> [How to complete this task]: Please return all of the records verbatim, with the pictures omitted.

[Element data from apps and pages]
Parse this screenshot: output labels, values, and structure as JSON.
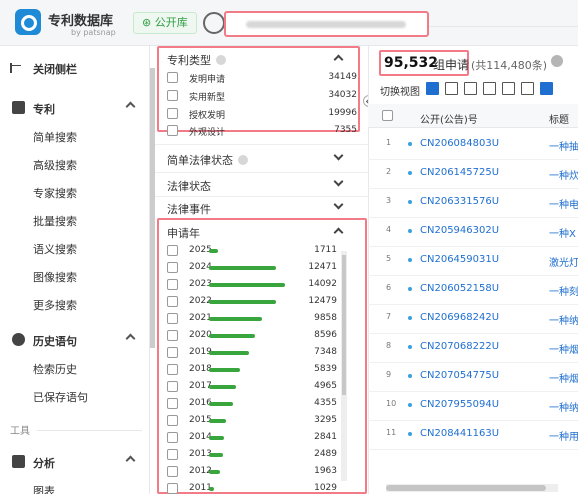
{
  "header": {
    "app_name": "专利数据库",
    "app_sub": "by patsnap",
    "public_button": "公开库"
  },
  "nav": {
    "collapse_label": "关闭侧栏",
    "groups": [
      {
        "label": "专利",
        "items": [
          "简单搜索",
          "高级搜索",
          "专家搜索",
          "批量搜索",
          "语义搜索",
          "图像搜索",
          "更多搜索"
        ]
      },
      {
        "label": "历史语句",
        "items": [
          "检索历史",
          "已保存语句"
        ]
      }
    ],
    "section_label": "工具",
    "analysis_label": "分析",
    "analysis_first": "图表"
  },
  "filters": {
    "patent_type": {
      "title": "专利类型",
      "rows": [
        {
          "label": "发明申请",
          "count": "34149"
        },
        {
          "label": "实用新型",
          "count": "34032"
        },
        {
          "label": "授权发明",
          "count": "19996"
        },
        {
          "label": "外观设计",
          "count": "7355"
        }
      ]
    },
    "simple_status": "简单法律状态",
    "legal_status": "法律状态",
    "legal_event": "法律事件",
    "app_year": {
      "title": "申请年",
      "rows": [
        {
          "year": "2025",
          "count": "1711",
          "share": 0.12
        },
        {
          "year": "2024",
          "count": "12471",
          "share": 0.88
        },
        {
          "year": "2023",
          "count": "14092",
          "share": 1.0
        },
        {
          "year": "2022",
          "count": "12479",
          "share": 0.88
        },
        {
          "year": "2021",
          "count": "9858",
          "share": 0.7
        },
        {
          "year": "2020",
          "count": "8596",
          "share": 0.61
        },
        {
          "year": "2019",
          "count": "7348",
          "share": 0.52
        },
        {
          "year": "2018",
          "count": "5839",
          "share": 0.41
        },
        {
          "year": "2017",
          "count": "4965",
          "share": 0.35
        },
        {
          "year": "2016",
          "count": "4355",
          "share": 0.31
        },
        {
          "year": "2015",
          "count": "3295",
          "share": 0.23
        },
        {
          "year": "2014",
          "count": "2841",
          "share": 0.2
        },
        {
          "year": "2013",
          "count": "2489",
          "share": 0.18
        },
        {
          "year": "2012",
          "count": "1963",
          "share": 0.14
        },
        {
          "year": "2011",
          "count": "1029",
          "share": 0.07
        }
      ]
    }
  },
  "results": {
    "count": "95,532",
    "unit": "组申请",
    "total": "(共114,480条)",
    "view_label": "切换视图",
    "columns": {
      "number": "公开(公告)号",
      "title": "标题"
    },
    "rows": [
      {
        "n": "1",
        "id": "CN206084803U",
        "title": "一种抽"
      },
      {
        "n": "2",
        "id": "CN206145725U",
        "title": "一种炊"
      },
      {
        "n": "3",
        "id": "CN206331576U",
        "title": "一种电"
      },
      {
        "n": "4",
        "id": "CN205946302U",
        "title": "一种X"
      },
      {
        "n": "5",
        "id": "CN206459031U",
        "title": "激光灯"
      },
      {
        "n": "6",
        "id": "CN206052158U",
        "title": "一种刻"
      },
      {
        "n": "7",
        "id": "CN206968242U",
        "title": "一种纳"
      },
      {
        "n": "8",
        "id": "CN207068222U",
        "title": "一种烟"
      },
      {
        "n": "9",
        "id": "CN207054775U",
        "title": "一种烟"
      },
      {
        "n": "10",
        "id": "CN207955094U",
        "title": "一种纳"
      },
      {
        "n": "11",
        "id": "CN208441163U",
        "title": "一种用"
      }
    ]
  }
}
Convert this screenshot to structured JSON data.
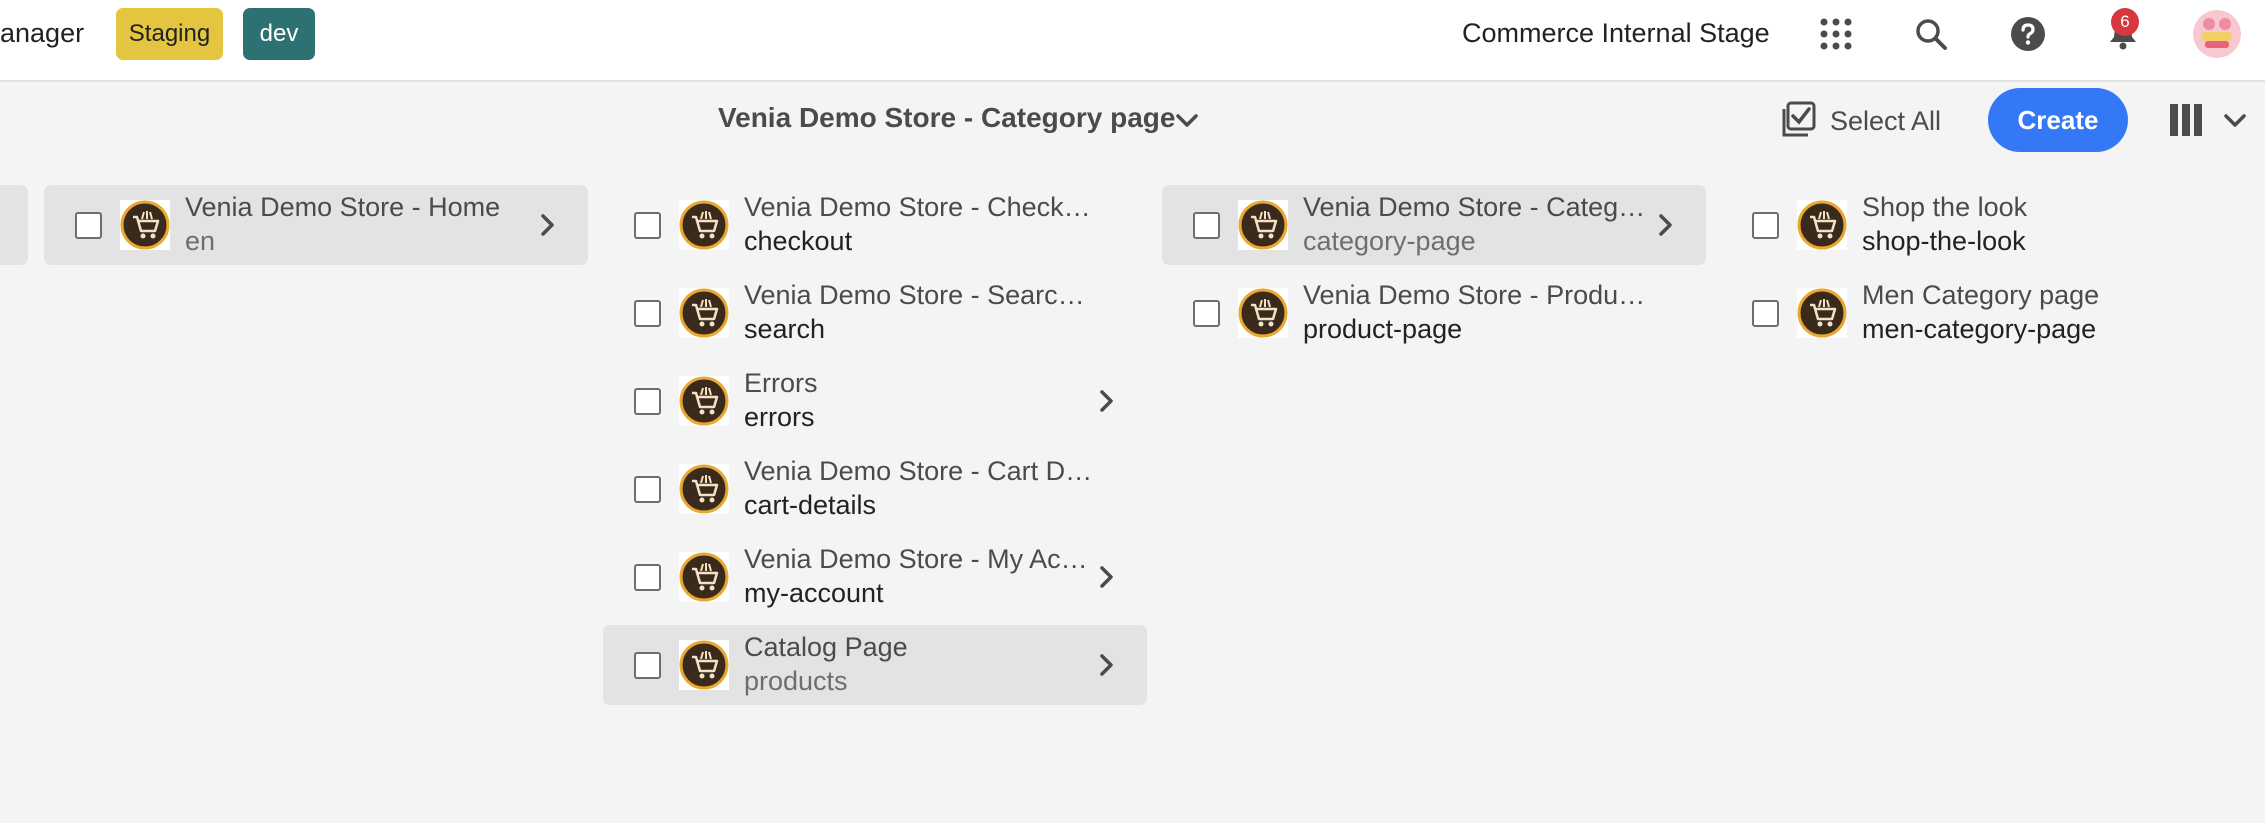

> [Written solution]:
Parse this screenshot: output labels, values, and structure as JSON.
{
  "header": {
    "app_name": "专利数据库",
    "app_sub": "by patsnap",
    "public_button": "公开库"
  },
  "nav": {
    "collapse_label": "关闭侧栏",
    "groups": [
      {
        "label": "专利",
        "items": [
          "简单搜索",
          "高级搜索",
          "专家搜索",
          "批量搜索",
          "语义搜索",
          "图像搜索",
          "更多搜索"
        ]
      },
      {
        "label": "历史语句",
        "items": [
          "检索历史",
          "已保存语句"
        ]
      }
    ],
    "section_label": "工具",
    "analysis_label": "分析",
    "analysis_first": "图表"
  },
  "filters": {
    "patent_type": {
      "title": "专利类型",
      "rows": [
        {
          "label": "发明申请",
          "count": "34149"
        },
        {
          "label": "实用新型",
          "count": "34032"
        },
        {
          "label": "授权发明",
          "count": "19996"
        },
        {
          "label": "外观设计",
          "count": "7355"
        }
      ]
    },
    "simple_status": "简单法律状态",
    "legal_status": "法律状态",
    "legal_event": "法律事件",
    "app_year": {
      "title": "申请年",
      "rows": [
        {
          "year": "2025",
          "count": "1711",
          "share": 0.12
        },
        {
          "year": "2024",
          "count": "12471",
          "share": 0.88
        },
        {
          "year": "2023",
          "count": "14092",
          "share": 1.0
        },
        {
          "year": "2022",
          "count": "12479",
          "share": 0.88
        },
        {
          "year": "2021",
          "count": "9858",
          "share": 0.7
        },
        {
          "year": "2020",
          "count": "8596",
          "share": 0.61
        },
        {
          "year": "2019",
          "count": "7348",
          "share": 0.52
        },
        {
          "year": "2018",
          "count": "5839",
          "share": 0.41
        },
        {
          "year": "2017",
          "count": "4965",
          "share": 0.35
        },
        {
          "year": "2016",
          "count": "4355",
          "share": 0.31
        },
        {
          "year": "2015",
          "count": "3295",
          "share": 0.23
        },
        {
          "year": "2014",
          "count": "2841",
          "share": 0.2
        },
        {
          "year": "2013",
          "count": "2489",
          "share": 0.18
        },
        {
          "year": "2012",
          "count": "1963",
          "share": 0.14
        },
        {
          "year": "2011",
          "count": "1029",
          "share": 0.07
        }
      ]
    }
  },
  "results": {
    "count": "95,532",
    "unit": "组申请",
    "total": "(共114,480条)",
    "view_label": "切换视图",
    "columns": {
      "number": "公开(公告)号",
      "title": "标题"
    },
    "rows": [
      {
        "n": "1",
        "id": "CN206084803U",
        "title": "一种抽"
      },
      {
        "n": "2",
        "id": "CN206145725U",
        "title": "一种炊"
      },
      {
        "n": "3",
        "id": "CN206331576U",
        "title": "一种电"
      },
      {
        "n": "4",
        "id": "CN205946302U",
        "title": "一种X"
      },
      {
        "n": "5",
        "id": "CN206459031U",
        "title": "激光灯"
      },
      {
        "n": "6",
        "id": "CN206052158U",
        "title": "一种刻"
      },
      {
        "n": "7",
        "id": "CN206968242U",
        "title": "一种纳"
      },
      {
        "n": "8",
        "id": "CN207068222U",
        "title": "一种烟"
      },
      {
        "n": "9",
        "id": "CN207054775U",
        "title": "一种烟"
      },
      {
        "n": "10",
        "id": "CN207955094U",
        "title": "一种纳"
      },
      {
        "n": "11",
        "id": "CN208441163U",
        "title": "一种用"
      }
    ]
  }
}
Convert this screenshot to structured JSON data.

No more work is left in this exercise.